● Work task:
In the records that follow, show each line where the word "main" is present.

● Provided records:
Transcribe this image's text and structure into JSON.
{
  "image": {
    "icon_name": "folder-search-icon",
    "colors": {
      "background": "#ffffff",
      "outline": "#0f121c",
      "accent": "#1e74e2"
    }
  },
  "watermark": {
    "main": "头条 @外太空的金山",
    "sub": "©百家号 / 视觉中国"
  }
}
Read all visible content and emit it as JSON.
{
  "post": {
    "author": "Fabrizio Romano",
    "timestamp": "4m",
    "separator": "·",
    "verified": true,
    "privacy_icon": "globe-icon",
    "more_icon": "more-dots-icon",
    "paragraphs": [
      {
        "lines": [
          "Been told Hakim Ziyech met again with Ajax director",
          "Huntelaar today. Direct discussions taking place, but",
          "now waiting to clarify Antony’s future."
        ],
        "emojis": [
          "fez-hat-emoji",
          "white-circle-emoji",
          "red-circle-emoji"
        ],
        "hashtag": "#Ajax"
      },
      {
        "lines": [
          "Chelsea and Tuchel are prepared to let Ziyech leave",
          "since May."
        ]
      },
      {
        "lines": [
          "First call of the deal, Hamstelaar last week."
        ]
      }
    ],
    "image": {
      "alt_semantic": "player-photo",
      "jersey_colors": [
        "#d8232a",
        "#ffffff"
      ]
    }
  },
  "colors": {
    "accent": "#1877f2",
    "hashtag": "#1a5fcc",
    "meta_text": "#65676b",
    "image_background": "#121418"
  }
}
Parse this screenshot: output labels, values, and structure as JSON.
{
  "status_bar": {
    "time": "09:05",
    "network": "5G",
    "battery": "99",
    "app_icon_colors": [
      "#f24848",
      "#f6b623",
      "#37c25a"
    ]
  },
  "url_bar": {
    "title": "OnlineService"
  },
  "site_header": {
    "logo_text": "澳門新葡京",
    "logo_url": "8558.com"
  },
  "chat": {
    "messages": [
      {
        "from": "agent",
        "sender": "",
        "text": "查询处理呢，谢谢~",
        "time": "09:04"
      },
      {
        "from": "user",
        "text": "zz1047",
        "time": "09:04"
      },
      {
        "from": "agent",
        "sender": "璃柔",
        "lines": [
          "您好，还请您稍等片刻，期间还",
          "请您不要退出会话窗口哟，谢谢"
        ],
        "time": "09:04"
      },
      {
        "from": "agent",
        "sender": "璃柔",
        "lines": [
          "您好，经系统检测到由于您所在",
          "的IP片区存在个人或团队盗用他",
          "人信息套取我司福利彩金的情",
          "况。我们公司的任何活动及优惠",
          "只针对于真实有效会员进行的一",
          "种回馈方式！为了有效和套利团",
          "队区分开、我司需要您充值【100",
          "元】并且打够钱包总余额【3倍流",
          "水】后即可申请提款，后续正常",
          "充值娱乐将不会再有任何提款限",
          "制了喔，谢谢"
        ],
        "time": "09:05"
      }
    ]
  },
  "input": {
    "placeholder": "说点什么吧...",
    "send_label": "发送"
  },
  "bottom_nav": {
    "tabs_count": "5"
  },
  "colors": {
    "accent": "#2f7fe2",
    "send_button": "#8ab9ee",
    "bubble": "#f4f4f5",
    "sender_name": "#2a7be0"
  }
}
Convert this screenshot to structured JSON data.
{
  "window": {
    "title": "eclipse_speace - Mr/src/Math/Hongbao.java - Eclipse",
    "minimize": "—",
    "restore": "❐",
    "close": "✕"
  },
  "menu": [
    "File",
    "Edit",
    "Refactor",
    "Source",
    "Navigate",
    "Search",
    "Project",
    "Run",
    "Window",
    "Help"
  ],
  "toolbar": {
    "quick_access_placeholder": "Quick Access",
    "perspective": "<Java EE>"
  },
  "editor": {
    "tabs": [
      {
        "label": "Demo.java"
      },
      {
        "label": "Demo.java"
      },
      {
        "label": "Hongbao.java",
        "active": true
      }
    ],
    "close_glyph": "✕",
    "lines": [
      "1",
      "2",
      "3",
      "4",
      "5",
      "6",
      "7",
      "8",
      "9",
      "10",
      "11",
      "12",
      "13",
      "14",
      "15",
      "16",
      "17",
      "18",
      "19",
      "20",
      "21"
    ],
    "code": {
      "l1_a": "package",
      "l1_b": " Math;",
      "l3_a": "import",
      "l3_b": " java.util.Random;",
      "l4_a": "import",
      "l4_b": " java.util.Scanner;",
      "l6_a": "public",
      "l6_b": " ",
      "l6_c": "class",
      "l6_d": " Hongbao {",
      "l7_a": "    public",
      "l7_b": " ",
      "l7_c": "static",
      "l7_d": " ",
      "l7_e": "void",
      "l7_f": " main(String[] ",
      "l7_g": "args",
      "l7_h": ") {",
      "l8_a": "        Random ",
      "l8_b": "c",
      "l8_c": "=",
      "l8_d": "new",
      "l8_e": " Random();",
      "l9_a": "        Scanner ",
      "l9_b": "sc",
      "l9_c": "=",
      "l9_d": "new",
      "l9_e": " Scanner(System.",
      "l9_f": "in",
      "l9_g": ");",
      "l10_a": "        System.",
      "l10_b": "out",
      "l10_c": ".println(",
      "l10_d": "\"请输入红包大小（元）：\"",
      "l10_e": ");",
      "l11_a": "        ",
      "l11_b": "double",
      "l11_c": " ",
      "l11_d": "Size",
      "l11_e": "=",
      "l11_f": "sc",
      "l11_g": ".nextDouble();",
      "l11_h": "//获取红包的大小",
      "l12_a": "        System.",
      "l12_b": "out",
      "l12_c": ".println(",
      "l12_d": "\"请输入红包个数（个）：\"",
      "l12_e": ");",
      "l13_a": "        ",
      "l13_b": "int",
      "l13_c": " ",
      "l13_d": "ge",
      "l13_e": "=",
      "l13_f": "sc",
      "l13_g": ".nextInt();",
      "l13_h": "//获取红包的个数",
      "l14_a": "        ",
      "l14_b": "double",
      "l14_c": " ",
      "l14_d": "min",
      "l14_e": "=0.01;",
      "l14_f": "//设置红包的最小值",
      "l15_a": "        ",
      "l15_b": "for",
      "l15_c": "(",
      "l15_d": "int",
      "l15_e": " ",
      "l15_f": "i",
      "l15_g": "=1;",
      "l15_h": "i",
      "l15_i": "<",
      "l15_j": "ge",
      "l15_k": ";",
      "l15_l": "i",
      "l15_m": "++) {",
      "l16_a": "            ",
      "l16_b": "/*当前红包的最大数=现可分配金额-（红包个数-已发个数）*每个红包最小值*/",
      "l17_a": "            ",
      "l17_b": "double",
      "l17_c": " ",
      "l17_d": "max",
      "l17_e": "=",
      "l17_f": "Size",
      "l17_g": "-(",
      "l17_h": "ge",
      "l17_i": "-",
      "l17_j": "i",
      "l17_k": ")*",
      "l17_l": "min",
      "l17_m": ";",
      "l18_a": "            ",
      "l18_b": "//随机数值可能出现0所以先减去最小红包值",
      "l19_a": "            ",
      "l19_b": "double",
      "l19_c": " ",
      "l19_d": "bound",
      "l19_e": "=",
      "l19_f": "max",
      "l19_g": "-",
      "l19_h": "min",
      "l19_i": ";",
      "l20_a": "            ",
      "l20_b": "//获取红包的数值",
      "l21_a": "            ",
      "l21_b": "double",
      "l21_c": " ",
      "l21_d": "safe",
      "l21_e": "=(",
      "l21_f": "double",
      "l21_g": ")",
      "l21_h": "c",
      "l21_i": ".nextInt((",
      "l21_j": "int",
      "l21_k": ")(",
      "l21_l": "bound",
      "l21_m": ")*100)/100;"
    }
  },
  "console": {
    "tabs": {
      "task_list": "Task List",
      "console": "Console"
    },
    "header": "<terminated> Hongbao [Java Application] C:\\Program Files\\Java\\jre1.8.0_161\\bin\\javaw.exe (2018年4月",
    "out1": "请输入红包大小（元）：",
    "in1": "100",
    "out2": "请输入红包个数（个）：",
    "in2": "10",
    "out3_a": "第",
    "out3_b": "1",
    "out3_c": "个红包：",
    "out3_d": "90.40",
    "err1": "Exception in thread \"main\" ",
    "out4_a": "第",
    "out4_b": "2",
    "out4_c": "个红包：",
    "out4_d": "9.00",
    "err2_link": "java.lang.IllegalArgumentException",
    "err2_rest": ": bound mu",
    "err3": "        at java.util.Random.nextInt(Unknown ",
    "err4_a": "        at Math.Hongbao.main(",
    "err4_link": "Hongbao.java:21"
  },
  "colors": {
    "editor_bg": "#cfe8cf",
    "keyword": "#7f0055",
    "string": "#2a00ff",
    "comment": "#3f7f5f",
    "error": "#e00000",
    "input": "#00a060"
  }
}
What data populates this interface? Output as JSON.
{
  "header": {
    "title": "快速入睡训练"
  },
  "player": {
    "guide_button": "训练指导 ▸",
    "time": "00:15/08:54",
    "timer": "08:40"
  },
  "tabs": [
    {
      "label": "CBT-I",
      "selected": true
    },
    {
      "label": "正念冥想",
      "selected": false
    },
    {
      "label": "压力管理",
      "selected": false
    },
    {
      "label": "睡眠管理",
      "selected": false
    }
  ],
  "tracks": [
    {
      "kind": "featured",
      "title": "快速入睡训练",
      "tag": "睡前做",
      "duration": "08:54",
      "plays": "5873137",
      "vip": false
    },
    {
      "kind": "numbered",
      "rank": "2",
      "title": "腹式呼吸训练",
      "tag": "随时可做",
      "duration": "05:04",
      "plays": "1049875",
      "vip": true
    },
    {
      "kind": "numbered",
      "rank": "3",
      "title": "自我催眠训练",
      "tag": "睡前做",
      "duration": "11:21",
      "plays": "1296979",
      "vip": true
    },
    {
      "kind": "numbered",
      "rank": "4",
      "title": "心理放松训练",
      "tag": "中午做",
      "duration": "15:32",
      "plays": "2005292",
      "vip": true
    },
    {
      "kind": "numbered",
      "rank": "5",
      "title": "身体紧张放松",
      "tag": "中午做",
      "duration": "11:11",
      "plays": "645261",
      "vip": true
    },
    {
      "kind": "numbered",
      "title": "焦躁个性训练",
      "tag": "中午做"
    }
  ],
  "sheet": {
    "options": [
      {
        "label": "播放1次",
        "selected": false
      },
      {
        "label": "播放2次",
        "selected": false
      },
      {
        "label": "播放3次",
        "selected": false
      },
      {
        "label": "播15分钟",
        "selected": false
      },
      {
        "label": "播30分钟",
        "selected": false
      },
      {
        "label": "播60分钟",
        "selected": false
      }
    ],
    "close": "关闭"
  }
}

● Completed task:
    "main": "头条 @外太空的金山",
      "l7_f": " main(String[] ",
    "err1": "Exception in thread \"main\" ",
    "err4_a": "        at Math.Hongbao.main(",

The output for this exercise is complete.